How does one achieve 'le petit mort', and what does it teach you about your death?
The little death can be had in a number of ways, the best way is to physically die and make it back before they shovel dirt on you.
Like near death experiences?
Yes, those will do. Beyond that, there are many other methods, some which use drugs in other traditions; in mine, I prefer the 'talking parrot'. Go through each minute of every day with a parrot on your left shoulder that talks in your ear. That parrot is your death, and it will comment on everything you see and experience. Soon, you will begin to understand where your death lies and what it means in terms of the way you connect with the world. Then, search out your death. Look forward to where on this winding path of life it is waiting for you, because it is waiting, and it won't go away. You'll find it, but be prepared for a shock when you do; few people really reach that point without changing in incredible ways.
Do you mean literally? You will come to know and see the moment of your demise?

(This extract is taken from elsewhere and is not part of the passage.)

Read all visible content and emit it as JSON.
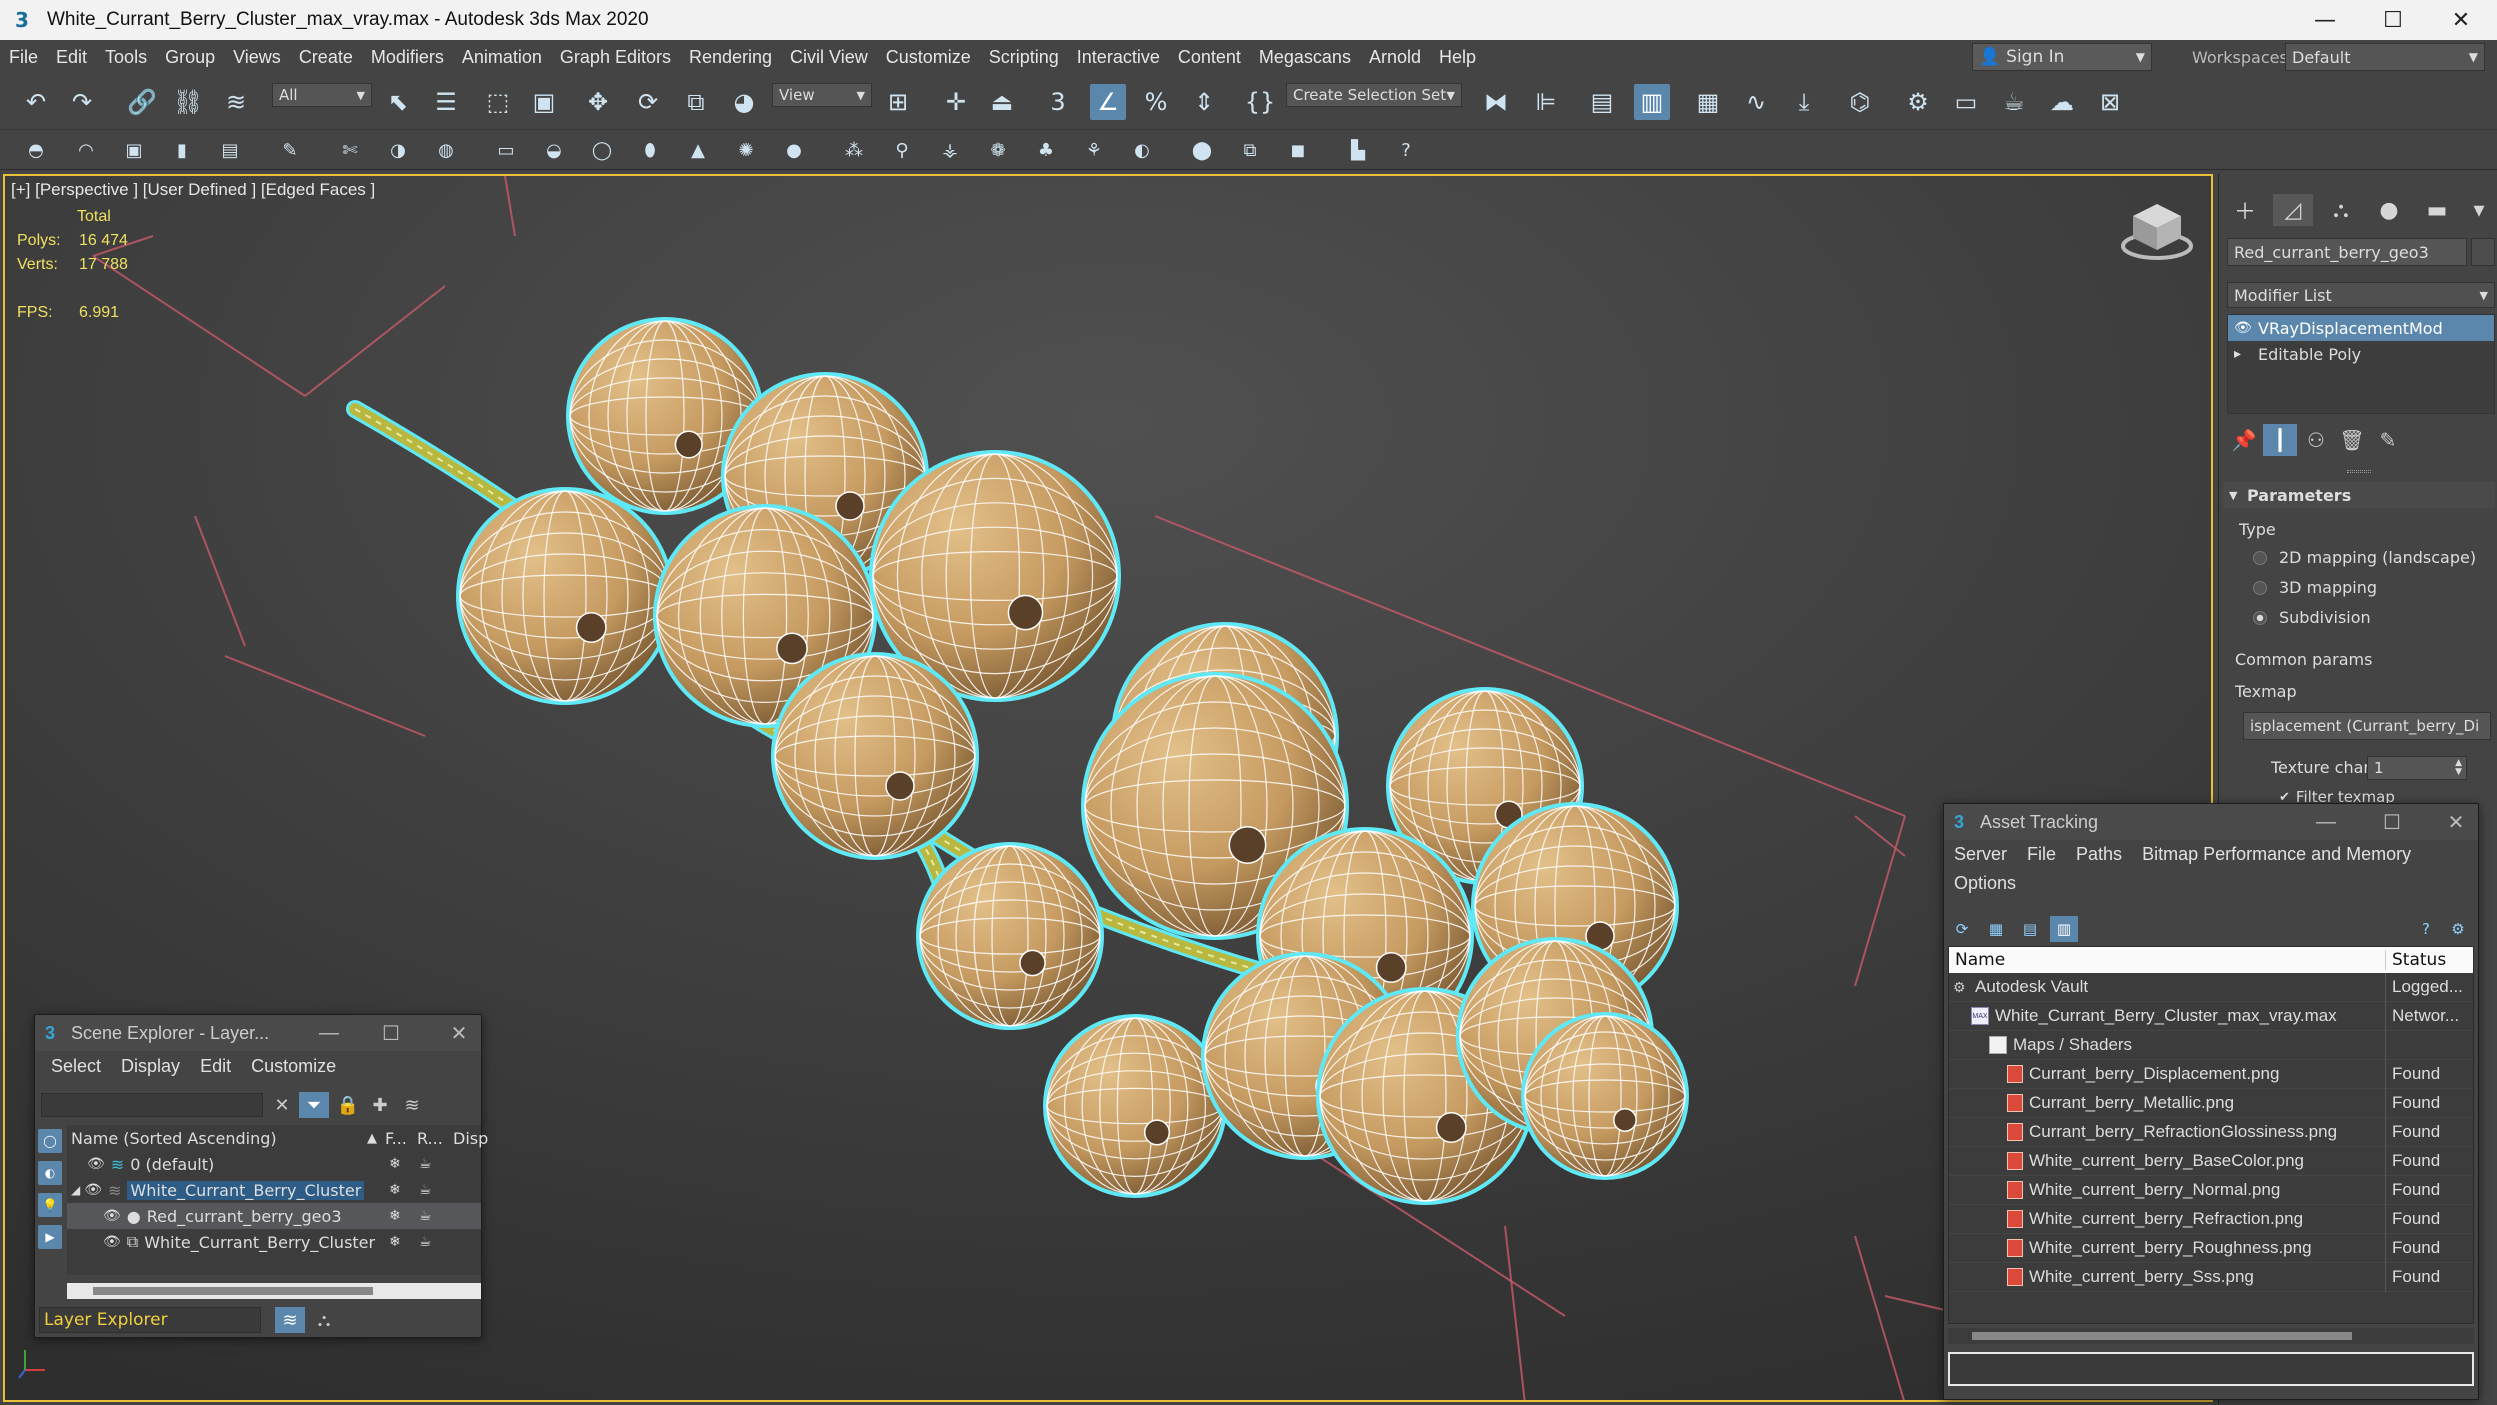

Yes. Think about it - how would you choose to live your life in the face of that certain knowledge? Not an intellectual understanding, but an understanding that seeps into your bones and makes a bitter taste in your mouth.
In dealing with my own grief, where is the best place for me to start?
In dealing with your own grief issues, find what is really yours; you will be surprised at the amount of grief you are carrying for other people.
How do I do that - recap?
Yes, and then, come to understand your own mortality. Learn your death on very personal levels, know it, taste it, feel it stalking you every moment of your life. You are dying right now. Imagine what you might see through that process. There are marvelous wonders to see, dreadful things to ponder, and distances to go before you rest that final rest.
Remember, "when you stare into the abyss, the abyss also stares into you" - like floating eyes in the dark.
In a healing, when you release grief so that the person can process it, what can that person do to then deal appropriately with the grief? Is there a danger that the person will go back to the way they were, if they don't find a way to process these emotions?
The crying is the release. A person's energy will respond naturally to released grief and process on through; it's a natural function of our emotional bodies, but when it becomes trapped and fed long enough, it creates major problems. The idea is not to try and 'deal' with it, but to allow it to complete the natural process it's been denied. You have to allow that process to complete itself - let the tears flow - they are part of the natural cleansing of grief, sadness and depression from our emotional energy.